Due to its dependence on fossil fuel combustion and the fact that it is one of the least regulated anthropogenic emission sources, emissions from the marine transport sector contribute significantly to air pollution and climate change. The European Environment Agency last March published a report on the impact of international shipping on European air quality. The main objective of the report was to provide a comprehensive review of recent literature and reports, taking into account expert knowledge, on the maritime transport sector. The report addresses the sector’s impact on air quality and climate forcing in Europe and the executive summary of the report is presented in this article.
The global sulphur cap of 0.5%, which the International Maritime Organization (IMO) will implement between 2020 and 2025 is expected to accelerate the adoption of LNG as fuel for shipping globally, provided that bunkering infrastructure is available. Corresponding developments for LNG bunkering and phasing-in of LNG fuelled ships have already started, although not in Australia.
Work to update the greenhouse gas (GHG) emissions estimate for international shipping moved forward during an Expert Workshop at IMO Headquarters during 26 February to 1 March 2013. A final study is expected to be delivered in 2014. The second IMO GHG Study 2009 had estimated that international shipping emitted 870 million tonnes, or about 2.7% of the global man-made emissions of carbon dioxide (CO2) in 2007.
Civic Exchange released the previous month a new report entitled Cruise Ship Emissions and Control in Hong Kong. With the opening of Kai Tak Cruise Terminal in June this year, the current report aims to provide timely information regarding cruise ship emissions in Hong Kong for thorough discussions between the government, business sectors and the general public on the issues.
During last February a very interesting article from Edmund Hughes, Technical Officer, Marine Environment Division, IMO was published in IMO’s website, explaining the new regulations aimed at improving the energy efficiency of international shipping, which entered into force on 1 January 2013 and make mandatory the Energy Efficiency Design Index (EEDI), for new ships, and the Ship Energy Efficiency Management Plan (SEEMP) for all ships. Other amendments to MARPOL Annex VI add new definitions and the requirements for survey and certification, including the format for the International Energy Efficiency Certificate. The regulations apply to all ships of 400 gross tonnage and above. However, under regulation 19, the Administration may waive the requirements for new ships up to a maximum of 4 years.
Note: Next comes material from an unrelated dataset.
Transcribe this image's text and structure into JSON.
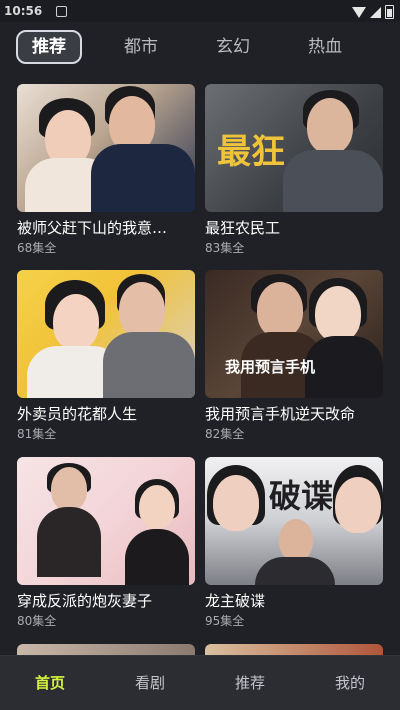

Last August the North America ECA low sulphur requirements came into force and as a result the sulfur content of the fuel oil used onboard ships operating in this area may not exceed 1.00% m/m (10,000 ppm). This new requirement comes to add further restrictions on the fuels’ sulphur levels and gives the PSCO the ability to examine either the vessel’s SMS or its equipment or relevant records on whether or not they are in line with ECA regulations.
The EU has been on record for several years that it would take regional action to reduce greenhouse gas (GHG) emissions from ships, if no global agreement had been reached at the International Maritime Organisation (IMO) by the end of 2011. On 1 October 2012, European Commissioners Hedegaard and Kallas announced that the Commission would propose monitoring, reporting and verification (MRV) of emissions as a starting point towards a more comprehensive system to reduce emissions. Although a significant number of ship-owners are already voluntarily monitoring the efficiency of their fleet, there is currently no legal requirement in Europe for ship-owners to keep track of their vessels’ direct fuel consumption and communicate this data to port state authorities. The precise requirements to be contained in the EU MRV scheme are not yet known. The legislative proposal is not expected before the first quarter of 2013. This paper by Transport & Environment NGO highlights some important aspects to be taken into account when developing a reliable emissions monitoring system and it investigates different options.
During December 2012 Transport & Environment NGO released a paper investigating opportunities to establish an energy efficiency benchmark measurement. The paper also makes references to different metrics and proposals already under consideration at the IMO or in the EU and identifies possible options in the current EU discussions on monitoring, reporting and verification.
LNG-fuelled vessels promise a solution to many of the environmental challenges facing shipping over the next 30 years. To meet the needs to cut CO² emissions and maximize efficiency wherever possible, IPP Ingenieur Partner Pool developed STREAM, the new containership design for LNG-powered containerships. The concept, which has been assessed by GL and given a certificate of approval, is for a range of liner or feeder vessels from 3,000 TEU to 4,200 TEU for worldwide service.
Reducing emissions from ocean-going vessels as they sail near populated areas is a widely recognized goal, and vessel speed reduction regulations is one of several strategies that is being adopted by regulators and port authorities. A Californian research shows that slowing the speed of cargo ships near coastlines could dramatically cut ships’ air pollution.